(MATERIAL PROVIDED)

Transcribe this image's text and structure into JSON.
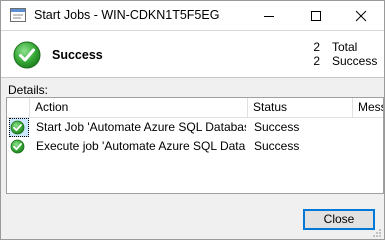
{
  "window": {
    "title": "Start Jobs - WIN-CDKN1T5F5EG",
    "app_icon": "jobs-window-icon",
    "controls": {
      "minimize_icon": "minimize-icon",
      "maximize_icon": "maximize-icon",
      "close_icon": "close-icon"
    }
  },
  "summary": {
    "status_icon": "success-check-icon",
    "status_label": "Success",
    "total_count": "2",
    "total_label": "Total",
    "success_count": "2",
    "success_label": "Success"
  },
  "details": {
    "label": "Details:",
    "columns": [
      {
        "label": ""
      },
      {
        "label": "Action"
      },
      {
        "label": "Status"
      },
      {
        "label": "Message"
      }
    ],
    "rows": [
      {
        "icon": "success-check-icon",
        "action": "Start Job 'Automate Azure SQL Database'",
        "status": "Success",
        "message": ""
      },
      {
        "icon": "success-check-icon",
        "action": "Execute job 'Automate Azure SQL Database'",
        "status": "Success",
        "message": ""
      }
    ]
  },
  "footer": {
    "close_label": "Close"
  },
  "colors": {
    "accent": "#0078d7",
    "success_green": "#2e9a2e",
    "dialog_bg": "#f0f0f0"
  }
}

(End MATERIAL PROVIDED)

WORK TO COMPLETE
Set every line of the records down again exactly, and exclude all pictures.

ANSWER TO THE EXERCISE
Transcribe this image's text and structure into JSON.
{
  "window": {
    "title": "Start Jobs - WIN-CDKN1T5F5EG",
    "app_icon": "jobs-window-icon",
    "controls": {
      "minimize_icon": "minimize-icon",
      "maximize_icon": "maximize-icon",
      "close_icon": "close-icon"
    }
  },
  "summary": {
    "status_icon": "success-check-icon",
    "status_label": "Success",
    "total_count": "2",
    "total_label": "Total",
    "success_count": "2",
    "success_label": "Success"
  },
  "details": {
    "label": "Details:",
    "columns": [
      {
        "label": ""
      },
      {
        "label": "Action"
      },
      {
        "label": "Status"
      },
      {
        "label": "Message"
      }
    ],
    "rows": [
      {
        "icon": "success-check-icon",
        "action": "Start Job 'Automate Azure SQL Database'",
        "status": "Success",
        "message": ""
      },
      {
        "icon": "success-check-icon",
        "action": "Execute job 'Automate Azure SQL Database'",
        "status": "Success",
        "message": ""
      }
    ]
  },
  "footer": {
    "close_label": "Close"
  },
  "colors": {
    "accent": "#0078d7",
    "success_green": "#2e9a2e",
    "dialog_bg": "#f0f0f0"
  }
}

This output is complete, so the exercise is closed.